Ten angry men: George C., Kirk, the Duke, Jack, Bobby D., Ray Burr, Robert Ryan, Clint, Lee Marvin, and Moe
Scott Marks 1 p.m., May 24

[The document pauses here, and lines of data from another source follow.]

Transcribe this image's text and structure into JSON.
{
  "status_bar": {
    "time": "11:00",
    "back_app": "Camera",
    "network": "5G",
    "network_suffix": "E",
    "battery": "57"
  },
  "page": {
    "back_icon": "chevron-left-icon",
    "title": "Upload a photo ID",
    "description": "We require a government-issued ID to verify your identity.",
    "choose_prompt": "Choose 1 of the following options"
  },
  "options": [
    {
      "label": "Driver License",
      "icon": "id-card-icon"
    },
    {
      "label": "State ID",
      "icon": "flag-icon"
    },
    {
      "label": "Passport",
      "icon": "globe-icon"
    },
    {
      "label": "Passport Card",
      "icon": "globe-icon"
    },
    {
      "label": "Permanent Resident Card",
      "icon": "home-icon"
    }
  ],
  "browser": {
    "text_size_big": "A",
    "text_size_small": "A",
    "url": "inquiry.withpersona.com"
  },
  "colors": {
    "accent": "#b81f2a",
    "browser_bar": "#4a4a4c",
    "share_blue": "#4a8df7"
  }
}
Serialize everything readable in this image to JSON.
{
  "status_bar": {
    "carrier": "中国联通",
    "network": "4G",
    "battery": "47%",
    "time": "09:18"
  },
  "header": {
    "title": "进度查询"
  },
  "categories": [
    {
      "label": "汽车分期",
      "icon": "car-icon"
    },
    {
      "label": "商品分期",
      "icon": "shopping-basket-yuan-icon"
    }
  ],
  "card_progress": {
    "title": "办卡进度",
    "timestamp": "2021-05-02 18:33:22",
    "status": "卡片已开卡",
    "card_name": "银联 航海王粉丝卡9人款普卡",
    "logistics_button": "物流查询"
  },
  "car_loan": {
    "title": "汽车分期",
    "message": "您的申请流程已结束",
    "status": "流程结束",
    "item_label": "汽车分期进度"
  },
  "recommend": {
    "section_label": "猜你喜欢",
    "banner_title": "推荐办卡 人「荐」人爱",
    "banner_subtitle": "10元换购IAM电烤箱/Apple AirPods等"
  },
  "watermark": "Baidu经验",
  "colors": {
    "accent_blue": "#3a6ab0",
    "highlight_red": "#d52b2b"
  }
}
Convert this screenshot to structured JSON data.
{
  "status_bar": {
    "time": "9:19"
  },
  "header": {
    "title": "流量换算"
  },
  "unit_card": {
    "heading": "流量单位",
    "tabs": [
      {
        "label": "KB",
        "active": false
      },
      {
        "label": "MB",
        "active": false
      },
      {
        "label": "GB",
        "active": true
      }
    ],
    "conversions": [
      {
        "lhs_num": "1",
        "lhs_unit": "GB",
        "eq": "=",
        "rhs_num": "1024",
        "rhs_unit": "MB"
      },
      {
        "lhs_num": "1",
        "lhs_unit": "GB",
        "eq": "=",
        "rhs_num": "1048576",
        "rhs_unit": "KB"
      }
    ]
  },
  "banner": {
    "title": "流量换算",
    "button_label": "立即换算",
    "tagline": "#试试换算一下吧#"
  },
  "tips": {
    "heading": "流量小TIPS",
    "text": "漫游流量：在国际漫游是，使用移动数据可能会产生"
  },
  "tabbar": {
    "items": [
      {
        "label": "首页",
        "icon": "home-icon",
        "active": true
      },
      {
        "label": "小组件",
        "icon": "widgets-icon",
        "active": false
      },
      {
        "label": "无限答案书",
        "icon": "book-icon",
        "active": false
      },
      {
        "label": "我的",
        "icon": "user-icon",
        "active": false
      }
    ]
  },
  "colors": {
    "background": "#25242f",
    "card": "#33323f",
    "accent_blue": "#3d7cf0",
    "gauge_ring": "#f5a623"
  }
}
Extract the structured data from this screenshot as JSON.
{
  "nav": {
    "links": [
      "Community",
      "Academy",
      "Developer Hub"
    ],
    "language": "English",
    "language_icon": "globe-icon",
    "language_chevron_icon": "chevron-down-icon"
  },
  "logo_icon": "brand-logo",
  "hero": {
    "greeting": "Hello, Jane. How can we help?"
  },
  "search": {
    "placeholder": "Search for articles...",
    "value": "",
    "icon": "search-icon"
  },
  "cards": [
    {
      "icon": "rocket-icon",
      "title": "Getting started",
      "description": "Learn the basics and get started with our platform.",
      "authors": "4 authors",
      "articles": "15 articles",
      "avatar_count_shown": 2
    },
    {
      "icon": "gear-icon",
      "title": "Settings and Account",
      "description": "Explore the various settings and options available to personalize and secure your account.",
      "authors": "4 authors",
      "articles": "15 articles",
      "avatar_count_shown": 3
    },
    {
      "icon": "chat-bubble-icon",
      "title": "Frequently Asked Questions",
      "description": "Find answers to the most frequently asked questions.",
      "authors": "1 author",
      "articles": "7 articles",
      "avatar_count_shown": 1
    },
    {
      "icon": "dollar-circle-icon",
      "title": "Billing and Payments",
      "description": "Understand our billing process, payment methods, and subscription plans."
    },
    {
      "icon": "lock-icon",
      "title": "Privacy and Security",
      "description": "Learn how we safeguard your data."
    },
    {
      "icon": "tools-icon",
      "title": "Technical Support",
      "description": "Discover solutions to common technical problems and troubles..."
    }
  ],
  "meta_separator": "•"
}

The Romeo and Juliet tragedy relocated amid Manhattan's juvenile gang wars — Puerto Ricans and whites at daggers with one another. The plot sits quite easily in its new surroundings (though some effective revisions have been dared, where they were not absolutely necessary), and the tale even acquires a fresh coloring by way of its demotion to slum-level society. Still, the project, reaching the screen under the escort of its Broadway mentor, Jerome Robbins, is an uneasy mixture: a classical love story combined with a liberal sociological dissertation on environmental determinism; stylized, exotically colored street-gang rituals photographed in authentic, gritty locales; and the troublesome Stephen Sondheim-Leonard Bernstein score, which vacillates between the soaring, the sweet, the sentimental, and the sassy, the sour, the satirical. Robbins was well advised to take on, as co-director, Robert Wise, who leans naturally toward realism and liberalism, but who owns enough filmmaking finesse to make a slick, vibrant spectacle of the feverish drama and the athletic, animalistic posing, strutting, stunting. With Natalie Wood, Richard Beymer, Rita Moreno, George Chakiris, and Russ Tamblyn. 1961.